▶ **SOURCE DATA**

━━━━━━

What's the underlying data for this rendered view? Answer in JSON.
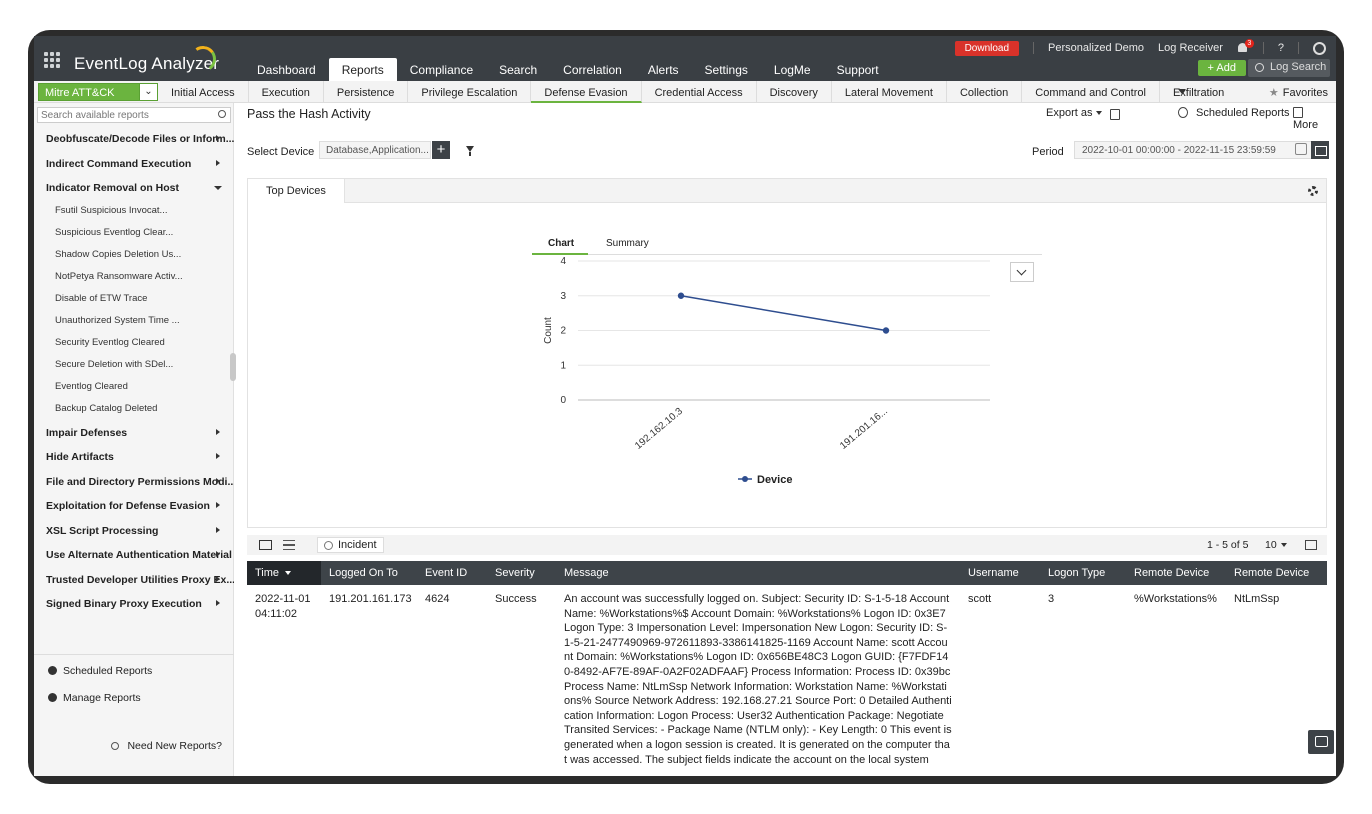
{
  "app": {
    "name": "EventLog Analyzer"
  },
  "main_nav": [
    "Dashboard",
    "Reports",
    "Compliance",
    "Search",
    "Correlation",
    "Alerts",
    "Settings",
    "LogMe",
    "Support"
  ],
  "main_nav_active": "Reports",
  "top_right": {
    "download": "Download",
    "personalized_demo": "Personalized Demo",
    "log_receiver": "Log Receiver",
    "notification_count": "3",
    "help": "?",
    "add": "+ Add",
    "log_search": "Log Search"
  },
  "sub_nav": {
    "framework": "Mitre ATT&CK",
    "tabs": [
      "Initial Access",
      "Execution",
      "Persistence",
      "Privilege Escalation",
      "Defense Evasion",
      "Credential Access",
      "Discovery",
      "Lateral Movement",
      "Collection",
      "Command and Control",
      "Exfiltration"
    ],
    "active": "Defense Evasion",
    "favorites": "Favorites"
  },
  "sidebar": {
    "search_placeholder": "Search available reports",
    "items_top": [
      {
        "label": "Deobfuscate/Decode Files or Inform...",
        "expanded": false
      },
      {
        "label": "Indirect Command Execution",
        "expanded": false
      },
      {
        "label": "Indicator Removal on Host",
        "expanded": true
      }
    ],
    "sub_items": [
      "Fsutil Suspicious Invocat...",
      "Suspicious Eventlog Clear...",
      "Shadow Copies Deletion Us...",
      "NotPetya Ransomware Activ...",
      "Disable of ETW Trace",
      "Unauthorized System Time ...",
      "Security Eventlog Cleared",
      "Secure Deletion with SDel...",
      "Eventlog Cleared",
      "Backup Catalog Deleted"
    ],
    "items_bottom": [
      "Impair Defenses",
      "Hide Artifacts",
      "File and Directory Permissions Modi...",
      "Exploitation for Defense Evasion",
      "XSL Script Processing",
      "Use Alternate Authentication Material",
      "Trusted Developer Utilities Proxy Ex...",
      "Signed Binary Proxy Execution"
    ],
    "scheduled_reports": "Scheduled Reports",
    "manage_reports": "Manage Reports",
    "need_new_reports": "Need New Reports?"
  },
  "report": {
    "title": "Pass the Hash Activity",
    "export_as": "Export as",
    "scheduled_reports": "Scheduled Reports",
    "more": "More",
    "select_device_label": "Select Device",
    "select_device_value": "Database,Application...",
    "period_label": "Period",
    "period_value": "2022-10-01 00:00:00 - 2022-11-15 23:59:59",
    "panel_tab": "Top Devices",
    "chart_tabs": [
      "Chart",
      "Summary"
    ]
  },
  "chart_data": {
    "type": "line",
    "categories": [
      "192.162.10.3",
      "191.201.16..."
    ],
    "series": [
      {
        "name": "Device",
        "values": [
          3,
          2
        ]
      }
    ],
    "ylabel": "Count",
    "ylim": [
      0,
      4
    ],
    "yticks": [
      0,
      1,
      2,
      3,
      4
    ],
    "legend_position": "bottom",
    "color": "#2e4d8f"
  },
  "table": {
    "incident": "Incident",
    "pager": "1 - 5 of 5",
    "per_page": "10",
    "columns": [
      "Time",
      "Logged On To",
      "Event ID",
      "Severity",
      "Message",
      "Username",
      "Logon Type",
      "Remote Device",
      "Remote Device"
    ],
    "rows": [
      {
        "time": "2022-11-01 04:11:02",
        "time_date": "2022-11-01",
        "time_clock": "04:11:02",
        "logged_on_to": "191.201.161.173",
        "event_id": "4624",
        "severity": "Success",
        "message": "An account was successfully logged on. Subject: Security ID: S-1-5-18 Account Name: %Workstations%$ Account Domain: %Workstations% Logon ID: 0x3E7 Logon Type: 3 Impersonation Level: Impersonation New Logon: Security ID: S-1-5-21-2477490969-972611893-3386141825-1169 Account Name: scott Account Domain: %Workstations% Logon ID: 0x656BE48C3 Logon GUID: {F7FDF140-8492-AF7E-89AF-0A2F02ADFAAF} Process Information: Process ID: 0x39bc Process Name: NtLmSsp Network Information: Workstation Name: %Workstations% Source Network Address: 192.168.27.21 Source Port: 0 Detailed Authentication Information: Logon Process: User32 Authentication Package: Negotiate Transited Services: - Package Name (NTLM only): - Key Length: 0 This event is generated when a logon session is created. It is generated on the computer that was accessed. The subject fields indicate the account on the local system",
        "username": "scott",
        "logon_type": "3",
        "remote_device_1": "%Workstations%",
        "remote_device_2": "NtLmSsp"
      }
    ]
  }
}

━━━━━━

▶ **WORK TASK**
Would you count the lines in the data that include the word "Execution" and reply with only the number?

▶ **SOLUTION FOR THIS PROBLEM**
3